I am not saying you should go with the small chiller however. That you really need to crunch the numbers for. The serving tanks are a huge load as they will be crashed most of the time. With FVs there is more time spent at warmer temps so less load. I think I would take the chiller they have now. If you run into problems when you get all your tanks rolling you could buy a small used chiller and run two or three of the tanks off it. In the mean time you will have beer leaving your building and money coming in. Just my opinion.

12-14-2013, 06:10 PM
"they will draw 10GPM whether they need it or not."
Not really. It would be rare to have every tank on cooling at the same time. And if they don't need it, the solenoid will turn off the flow. I think you would be fine with what you have now. I run 90hl from a 5hp unit on 1 1/2" lines in a very hot tropical climate and have no issues. I wouldn't push it any further, though. Pro Refrigeration are certainly very good at what they do, but maybe this is overkill. A 200 gallon reservoir just gives you a bit of thermal flywheel. It doesn't add any capacity to your mechanical refrigeration; just adds buffer capacity. This is great if you have a 2 stage heat exchanger that takes glycol for the secondary. And adding a 3hp pump seems like a lot. 1 1/2 or 2hp would probably do. I'd try it with 1hp first.

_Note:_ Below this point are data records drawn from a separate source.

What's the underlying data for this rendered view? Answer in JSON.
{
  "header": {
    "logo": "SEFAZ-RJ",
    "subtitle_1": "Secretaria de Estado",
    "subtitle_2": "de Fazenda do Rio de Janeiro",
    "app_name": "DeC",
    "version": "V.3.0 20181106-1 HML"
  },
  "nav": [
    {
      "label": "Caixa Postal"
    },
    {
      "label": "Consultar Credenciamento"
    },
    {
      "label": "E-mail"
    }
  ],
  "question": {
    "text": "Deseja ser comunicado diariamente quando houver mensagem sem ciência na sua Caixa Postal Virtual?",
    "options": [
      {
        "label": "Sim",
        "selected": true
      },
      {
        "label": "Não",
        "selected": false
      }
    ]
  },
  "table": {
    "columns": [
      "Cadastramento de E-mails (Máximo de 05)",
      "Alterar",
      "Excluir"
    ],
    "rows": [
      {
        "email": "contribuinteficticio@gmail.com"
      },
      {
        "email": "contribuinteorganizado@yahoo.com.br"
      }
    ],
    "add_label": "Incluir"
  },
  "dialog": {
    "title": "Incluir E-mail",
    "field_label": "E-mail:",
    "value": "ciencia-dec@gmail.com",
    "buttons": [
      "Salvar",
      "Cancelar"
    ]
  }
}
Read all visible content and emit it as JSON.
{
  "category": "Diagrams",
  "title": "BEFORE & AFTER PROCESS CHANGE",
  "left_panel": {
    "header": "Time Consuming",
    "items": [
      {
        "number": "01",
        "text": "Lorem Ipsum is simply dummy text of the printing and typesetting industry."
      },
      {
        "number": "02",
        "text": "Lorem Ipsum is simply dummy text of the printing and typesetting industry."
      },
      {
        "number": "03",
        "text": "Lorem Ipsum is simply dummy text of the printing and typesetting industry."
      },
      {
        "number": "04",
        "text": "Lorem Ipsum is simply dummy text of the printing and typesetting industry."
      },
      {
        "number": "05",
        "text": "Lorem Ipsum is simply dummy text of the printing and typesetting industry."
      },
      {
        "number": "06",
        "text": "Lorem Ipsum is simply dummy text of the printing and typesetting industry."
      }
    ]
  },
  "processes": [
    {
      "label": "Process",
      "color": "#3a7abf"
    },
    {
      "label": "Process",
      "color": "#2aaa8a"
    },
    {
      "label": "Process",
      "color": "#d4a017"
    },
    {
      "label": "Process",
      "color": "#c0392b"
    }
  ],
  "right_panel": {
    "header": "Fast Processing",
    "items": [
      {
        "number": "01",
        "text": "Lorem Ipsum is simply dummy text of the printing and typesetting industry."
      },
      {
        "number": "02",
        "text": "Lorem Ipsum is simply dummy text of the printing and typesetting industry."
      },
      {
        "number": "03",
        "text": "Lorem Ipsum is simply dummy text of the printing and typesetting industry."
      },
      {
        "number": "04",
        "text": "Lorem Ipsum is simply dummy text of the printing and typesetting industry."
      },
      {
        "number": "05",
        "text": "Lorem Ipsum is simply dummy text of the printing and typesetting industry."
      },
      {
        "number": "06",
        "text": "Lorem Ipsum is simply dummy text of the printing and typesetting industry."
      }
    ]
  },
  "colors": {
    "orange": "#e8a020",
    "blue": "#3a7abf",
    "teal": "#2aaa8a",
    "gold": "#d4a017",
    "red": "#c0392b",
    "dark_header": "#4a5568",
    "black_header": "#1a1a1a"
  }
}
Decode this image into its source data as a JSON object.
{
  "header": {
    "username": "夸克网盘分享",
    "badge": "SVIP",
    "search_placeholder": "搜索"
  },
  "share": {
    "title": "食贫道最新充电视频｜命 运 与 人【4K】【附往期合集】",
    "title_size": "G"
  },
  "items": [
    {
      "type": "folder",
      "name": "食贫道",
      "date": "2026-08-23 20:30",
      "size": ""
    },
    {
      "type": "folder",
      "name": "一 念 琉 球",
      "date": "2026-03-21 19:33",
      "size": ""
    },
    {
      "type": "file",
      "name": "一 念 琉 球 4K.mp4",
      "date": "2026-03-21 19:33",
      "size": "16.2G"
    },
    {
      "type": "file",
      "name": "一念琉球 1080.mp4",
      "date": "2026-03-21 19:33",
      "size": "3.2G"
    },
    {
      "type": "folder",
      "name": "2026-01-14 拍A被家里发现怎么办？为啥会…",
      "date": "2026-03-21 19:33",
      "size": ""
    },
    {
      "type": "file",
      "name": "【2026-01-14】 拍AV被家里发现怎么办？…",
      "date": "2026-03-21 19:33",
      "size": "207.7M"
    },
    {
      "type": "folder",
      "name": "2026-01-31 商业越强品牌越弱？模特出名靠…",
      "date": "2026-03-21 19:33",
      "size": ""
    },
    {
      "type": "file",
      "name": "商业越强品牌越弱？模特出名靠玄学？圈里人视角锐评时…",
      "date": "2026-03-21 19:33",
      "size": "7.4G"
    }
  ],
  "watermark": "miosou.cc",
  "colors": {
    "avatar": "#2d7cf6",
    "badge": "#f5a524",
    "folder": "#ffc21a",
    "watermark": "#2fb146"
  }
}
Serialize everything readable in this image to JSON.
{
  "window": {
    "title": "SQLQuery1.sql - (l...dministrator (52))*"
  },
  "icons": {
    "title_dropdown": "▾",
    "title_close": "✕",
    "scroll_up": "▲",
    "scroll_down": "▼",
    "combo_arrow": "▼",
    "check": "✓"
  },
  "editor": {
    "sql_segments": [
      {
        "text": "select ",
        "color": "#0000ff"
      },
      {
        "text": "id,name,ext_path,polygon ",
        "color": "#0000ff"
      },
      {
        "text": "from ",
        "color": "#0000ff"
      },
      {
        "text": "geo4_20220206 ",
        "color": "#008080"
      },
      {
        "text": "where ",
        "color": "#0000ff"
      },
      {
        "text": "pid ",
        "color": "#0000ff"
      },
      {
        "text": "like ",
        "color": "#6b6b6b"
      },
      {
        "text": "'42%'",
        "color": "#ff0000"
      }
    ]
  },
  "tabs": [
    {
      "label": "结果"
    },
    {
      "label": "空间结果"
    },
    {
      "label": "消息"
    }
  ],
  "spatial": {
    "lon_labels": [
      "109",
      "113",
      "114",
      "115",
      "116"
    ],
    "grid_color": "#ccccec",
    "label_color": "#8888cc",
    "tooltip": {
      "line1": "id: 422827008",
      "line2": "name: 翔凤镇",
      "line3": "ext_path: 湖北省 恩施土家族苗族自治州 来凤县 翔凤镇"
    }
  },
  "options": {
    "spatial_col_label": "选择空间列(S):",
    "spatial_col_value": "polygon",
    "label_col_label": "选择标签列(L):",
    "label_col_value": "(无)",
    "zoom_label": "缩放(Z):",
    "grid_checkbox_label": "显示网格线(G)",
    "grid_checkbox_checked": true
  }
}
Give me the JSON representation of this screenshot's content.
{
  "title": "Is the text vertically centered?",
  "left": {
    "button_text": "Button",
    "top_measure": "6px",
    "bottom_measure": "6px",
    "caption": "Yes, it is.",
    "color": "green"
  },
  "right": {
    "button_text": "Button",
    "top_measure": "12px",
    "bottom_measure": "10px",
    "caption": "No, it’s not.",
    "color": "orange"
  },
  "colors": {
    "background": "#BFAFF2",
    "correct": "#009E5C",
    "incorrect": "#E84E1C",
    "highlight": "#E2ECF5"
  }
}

The bigger this pump is, the more heat it pushes into your glycol. Smaller is better. And for a header feeding 18 tanks (why no doubles?), you may want at least 2" header feeding the 1" drops. I don't see the value in "flow limiters" as they just reduce flow rate at the expense of duty cycle length. Do you really want the tank temperature to fall slower so that you can have more tanks call for glycol? Or stick with a quick cycle that has higher flow rate? Only reason I can think of for having any kind of limiter is to keep the cycle time longer for the purpose of NOT undershooting your tank temperature when the beer cools to setpoint, the solenoid closes, and there's still lots of icy glycol in the jackets. I've seen tanks drop another 2-3C because the glycol temperature and volume were sufficient to overcool. I'd stick with tank manufacturer's recommendations. Good luck!

12-15-2013, 07:28 AM
We run a " Lot " more than that on 2 inch supply with a 1 HP pump.
I would not have serving tanks on a system that is used for cool down heat exchange for the brewhouse.
Its not a good idea to hard pipe fermentation or other vessels in. Hoses from a header are better for a number of reasons.

12-18-2013, 02:30 PM
Yes very true Steve. It will only be heavy btu when actually crashing.

12-19-2013, 10:01 AM
Another way to limit flow to each fermenter is to have a programmable temperature controller. When you are crashing a fermenter from say 68 F to 40 F, have the controller lower the setpoint by 2 F per hour. The tank will get all the flow it needs to lower the temperature at whatever ramp rate you want.

12-19-2013, 05:31 PM
That's brilliant Linus! Use the controller as the limiter. There's another technique I've used to have the glycol temperature as a permissive to the fermenter temperature controller. You only cool your fermenter when the glycol is cooler than the fermenter setpoint.